» **Supplied entries**:
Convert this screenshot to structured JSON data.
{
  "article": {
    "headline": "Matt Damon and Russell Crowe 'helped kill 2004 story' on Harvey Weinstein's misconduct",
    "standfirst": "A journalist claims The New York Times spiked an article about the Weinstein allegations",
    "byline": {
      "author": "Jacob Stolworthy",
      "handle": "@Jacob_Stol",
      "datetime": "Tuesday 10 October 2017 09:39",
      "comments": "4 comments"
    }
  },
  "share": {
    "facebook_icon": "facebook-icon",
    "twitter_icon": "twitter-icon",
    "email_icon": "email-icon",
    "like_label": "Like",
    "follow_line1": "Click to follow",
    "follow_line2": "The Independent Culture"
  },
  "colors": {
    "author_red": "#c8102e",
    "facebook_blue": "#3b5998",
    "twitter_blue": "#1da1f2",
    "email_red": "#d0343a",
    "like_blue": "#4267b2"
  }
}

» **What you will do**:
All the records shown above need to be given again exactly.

» **Worked solution**:
Convert this screenshot to structured JSON data.
{
  "article": {
    "headline": "Matt Damon and Russell Crowe 'helped kill 2004 story' on Harvey Weinstein's misconduct",
    "standfirst": "A journalist claims The New York Times spiked an article about the Weinstein allegations",
    "byline": {
      "author": "Jacob Stolworthy",
      "handle": "@Jacob_Stol",
      "datetime": "Tuesday 10 October 2017 09:39",
      "comments": "4 comments"
    }
  },
  "share": {
    "facebook_icon": "facebook-icon",
    "twitter_icon": "twitter-icon",
    "email_icon": "email-icon",
    "like_label": "Like",
    "follow_line1": "Click to follow",
    "follow_line2": "The Independent Culture"
  },
  "colors": {
    "author_red": "#c8102e",
    "facebook_blue": "#3b5998",
    "twitter_blue": "#1da1f2",
    "email_red": "#d0343a",
    "like_blue": "#4267b2"
  }
}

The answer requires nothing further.